● **WHAT YOU ARE ASKED TO DO**: Return every line of the entries that includes the word "Illinois".

● **DATA EXCERPTS**:
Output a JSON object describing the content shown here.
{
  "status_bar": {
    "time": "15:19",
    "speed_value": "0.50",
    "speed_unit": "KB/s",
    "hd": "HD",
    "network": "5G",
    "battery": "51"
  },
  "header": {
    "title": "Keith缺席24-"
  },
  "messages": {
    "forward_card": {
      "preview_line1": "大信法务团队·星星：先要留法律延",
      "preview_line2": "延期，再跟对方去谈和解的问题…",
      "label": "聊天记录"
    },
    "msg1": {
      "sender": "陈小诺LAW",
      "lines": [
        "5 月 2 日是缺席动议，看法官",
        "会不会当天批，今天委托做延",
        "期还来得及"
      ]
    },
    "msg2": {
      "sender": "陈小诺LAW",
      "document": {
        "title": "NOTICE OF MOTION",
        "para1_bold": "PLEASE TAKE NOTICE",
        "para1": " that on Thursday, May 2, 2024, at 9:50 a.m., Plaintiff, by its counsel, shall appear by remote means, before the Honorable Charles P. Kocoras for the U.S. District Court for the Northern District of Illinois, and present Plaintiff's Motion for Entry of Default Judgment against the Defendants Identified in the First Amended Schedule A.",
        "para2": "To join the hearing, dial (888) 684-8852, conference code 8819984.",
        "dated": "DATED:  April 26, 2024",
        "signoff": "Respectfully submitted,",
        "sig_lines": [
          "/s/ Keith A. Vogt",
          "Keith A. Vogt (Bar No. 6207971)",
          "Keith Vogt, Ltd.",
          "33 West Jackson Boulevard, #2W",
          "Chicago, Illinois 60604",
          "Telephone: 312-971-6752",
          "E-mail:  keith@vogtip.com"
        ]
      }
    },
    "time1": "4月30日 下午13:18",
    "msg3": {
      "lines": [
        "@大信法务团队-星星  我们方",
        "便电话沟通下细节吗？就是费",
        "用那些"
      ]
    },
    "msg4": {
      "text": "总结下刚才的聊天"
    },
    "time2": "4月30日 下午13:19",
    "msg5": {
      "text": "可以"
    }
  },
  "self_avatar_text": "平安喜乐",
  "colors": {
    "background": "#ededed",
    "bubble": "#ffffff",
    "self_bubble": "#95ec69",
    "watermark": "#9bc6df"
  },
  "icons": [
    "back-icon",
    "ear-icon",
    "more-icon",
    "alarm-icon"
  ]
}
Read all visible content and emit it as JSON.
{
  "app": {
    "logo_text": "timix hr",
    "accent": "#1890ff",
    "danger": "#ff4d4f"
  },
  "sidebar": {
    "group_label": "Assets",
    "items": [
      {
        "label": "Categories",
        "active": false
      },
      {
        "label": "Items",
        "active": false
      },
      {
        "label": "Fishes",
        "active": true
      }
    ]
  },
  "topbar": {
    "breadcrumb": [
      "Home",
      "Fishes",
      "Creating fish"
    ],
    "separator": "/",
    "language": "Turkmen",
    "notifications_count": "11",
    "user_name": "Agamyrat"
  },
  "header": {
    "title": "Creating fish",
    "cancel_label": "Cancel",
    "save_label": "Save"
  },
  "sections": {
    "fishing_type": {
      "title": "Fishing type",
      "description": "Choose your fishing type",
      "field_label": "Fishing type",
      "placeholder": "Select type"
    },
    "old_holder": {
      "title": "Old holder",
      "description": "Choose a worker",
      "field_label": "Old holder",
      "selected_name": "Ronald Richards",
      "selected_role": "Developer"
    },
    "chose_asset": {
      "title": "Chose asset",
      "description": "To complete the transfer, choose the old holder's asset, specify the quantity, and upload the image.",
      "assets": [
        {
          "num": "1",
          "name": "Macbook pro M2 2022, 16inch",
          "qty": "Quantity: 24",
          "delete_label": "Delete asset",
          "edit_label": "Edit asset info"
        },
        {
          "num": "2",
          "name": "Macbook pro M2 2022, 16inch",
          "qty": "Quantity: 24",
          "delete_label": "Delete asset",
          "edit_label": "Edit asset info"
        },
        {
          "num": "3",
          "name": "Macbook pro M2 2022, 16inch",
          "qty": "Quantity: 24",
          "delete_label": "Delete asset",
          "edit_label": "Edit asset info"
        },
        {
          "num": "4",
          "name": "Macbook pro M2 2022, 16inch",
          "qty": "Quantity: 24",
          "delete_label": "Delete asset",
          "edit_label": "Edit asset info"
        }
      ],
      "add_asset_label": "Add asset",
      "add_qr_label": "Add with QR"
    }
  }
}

● **ANSWER TO THE PROBLEM**:
        "para1": " that on Thursday, May 2, 2024, at 9:50 a.m., Plaintiff, by its counsel, shall appear by remote means, before the Honorable Charles P. Kocoras for the U.S. District Court for the Northern District of Illinois, and present Plaintiff's Motion for Entry of Default Judgment against the Defendants Identified in the First Amended Schedule A.",
          "Chicago, Illinois 60604",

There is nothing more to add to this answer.